■ **TASK INPUT**
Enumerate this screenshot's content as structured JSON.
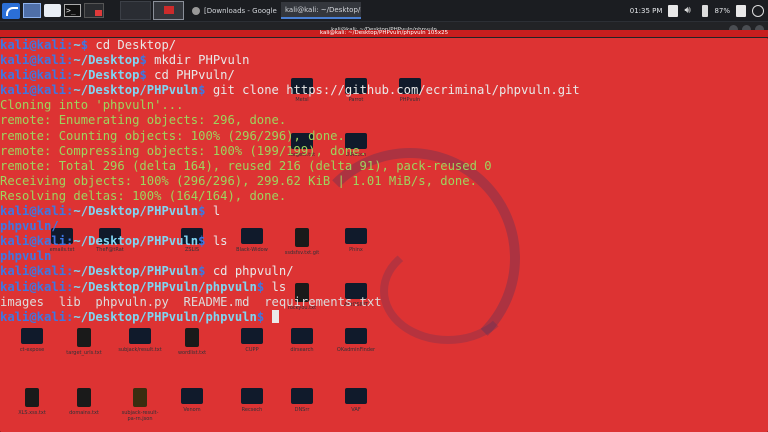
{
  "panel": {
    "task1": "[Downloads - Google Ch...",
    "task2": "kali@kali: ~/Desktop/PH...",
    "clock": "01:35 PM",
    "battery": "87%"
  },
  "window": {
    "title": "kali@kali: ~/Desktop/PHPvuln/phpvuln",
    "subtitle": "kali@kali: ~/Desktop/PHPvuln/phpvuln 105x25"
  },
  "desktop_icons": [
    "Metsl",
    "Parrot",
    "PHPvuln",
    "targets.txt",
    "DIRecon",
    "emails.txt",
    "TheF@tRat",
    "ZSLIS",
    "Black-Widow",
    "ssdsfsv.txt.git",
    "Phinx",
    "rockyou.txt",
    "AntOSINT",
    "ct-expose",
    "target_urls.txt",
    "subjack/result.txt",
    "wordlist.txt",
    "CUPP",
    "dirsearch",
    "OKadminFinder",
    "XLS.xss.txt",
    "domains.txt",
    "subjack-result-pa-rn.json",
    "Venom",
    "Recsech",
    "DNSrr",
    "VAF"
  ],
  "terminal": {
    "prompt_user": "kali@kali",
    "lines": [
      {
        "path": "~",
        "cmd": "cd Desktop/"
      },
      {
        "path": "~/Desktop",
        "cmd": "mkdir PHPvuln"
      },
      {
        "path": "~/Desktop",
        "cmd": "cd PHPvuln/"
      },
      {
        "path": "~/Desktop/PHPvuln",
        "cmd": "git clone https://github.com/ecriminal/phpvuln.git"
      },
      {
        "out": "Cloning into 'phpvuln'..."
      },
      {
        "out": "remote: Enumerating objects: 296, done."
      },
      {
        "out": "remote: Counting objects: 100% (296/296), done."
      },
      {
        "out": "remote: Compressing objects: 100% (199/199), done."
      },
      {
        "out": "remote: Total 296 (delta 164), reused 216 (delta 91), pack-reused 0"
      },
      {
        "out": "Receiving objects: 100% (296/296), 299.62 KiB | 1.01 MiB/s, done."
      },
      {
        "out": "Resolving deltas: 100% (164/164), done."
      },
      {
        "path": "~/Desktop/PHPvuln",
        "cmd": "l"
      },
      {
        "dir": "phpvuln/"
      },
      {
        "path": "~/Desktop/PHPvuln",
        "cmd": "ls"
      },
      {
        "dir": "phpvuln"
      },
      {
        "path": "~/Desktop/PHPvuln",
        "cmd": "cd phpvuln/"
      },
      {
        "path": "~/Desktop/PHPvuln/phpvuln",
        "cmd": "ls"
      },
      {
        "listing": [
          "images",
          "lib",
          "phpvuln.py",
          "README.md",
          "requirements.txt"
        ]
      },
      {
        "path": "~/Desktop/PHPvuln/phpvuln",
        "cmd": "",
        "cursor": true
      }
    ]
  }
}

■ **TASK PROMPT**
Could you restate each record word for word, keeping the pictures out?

■ **OUTPUT**
Enumerate this screenshot's content as structured JSON.
{
  "panel": {
    "task1": "[Downloads - Google Ch...",
    "task2": "kali@kali: ~/Desktop/PH...",
    "clock": "01:35 PM",
    "battery": "87%"
  },
  "window": {
    "title": "kali@kali: ~/Desktop/PHPvuln/phpvuln",
    "subtitle": "kali@kali: ~/Desktop/PHPvuln/phpvuln 105x25"
  },
  "desktop_icons": [
    "Metsl",
    "Parrot",
    "PHPvuln",
    "targets.txt",
    "DIRecon",
    "emails.txt",
    "TheF@tRat",
    "ZSLIS",
    "Black-Widow",
    "ssdsfsv.txt.git",
    "Phinx",
    "rockyou.txt",
    "AntOSINT",
    "ct-expose",
    "target_urls.txt",
    "subjack/result.txt",
    "wordlist.txt",
    "CUPP",
    "dirsearch",
    "OKadminFinder",
    "XLS.xss.txt",
    "domains.txt",
    "subjack-result-pa-rn.json",
    "Venom",
    "Recsech",
    "DNSrr",
    "VAF"
  ],
  "terminal": {
    "prompt_user": "kali@kali",
    "lines": [
      {
        "path": "~",
        "cmd": "cd Desktop/"
      },
      {
        "path": "~/Desktop",
        "cmd": "mkdir PHPvuln"
      },
      {
        "path": "~/Desktop",
        "cmd": "cd PHPvuln/"
      },
      {
        "path": "~/Desktop/PHPvuln",
        "cmd": "git clone https://github.com/ecriminal/phpvuln.git"
      },
      {
        "out": "Cloning into 'phpvuln'..."
      },
      {
        "out": "remote: Enumerating objects: 296, done."
      },
      {
        "out": "remote: Counting objects: 100% (296/296), done."
      },
      {
        "out": "remote: Compressing objects: 100% (199/199), done."
      },
      {
        "out": "remote: Total 296 (delta 164), reused 216 (delta 91), pack-reused 0"
      },
      {
        "out": "Receiving objects: 100% (296/296), 299.62 KiB | 1.01 MiB/s, done."
      },
      {
        "out": "Resolving deltas: 100% (164/164), done."
      },
      {
        "path": "~/Desktop/PHPvuln",
        "cmd": "l"
      },
      {
        "dir": "phpvuln/"
      },
      {
        "path": "~/Desktop/PHPvuln",
        "cmd": "ls"
      },
      {
        "dir": "phpvuln"
      },
      {
        "path": "~/Desktop/PHPvuln",
        "cmd": "cd phpvuln/"
      },
      {
        "path": "~/Desktop/PHPvuln/phpvuln",
        "cmd": "ls"
      },
      {
        "listing": [
          "images",
          "lib",
          "phpvuln.py",
          "README.md",
          "requirements.txt"
        ]
      },
      {
        "path": "~/Desktop/PHPvuln/phpvuln",
        "cmd": "",
        "cursor": true
      }
    ]
  }
}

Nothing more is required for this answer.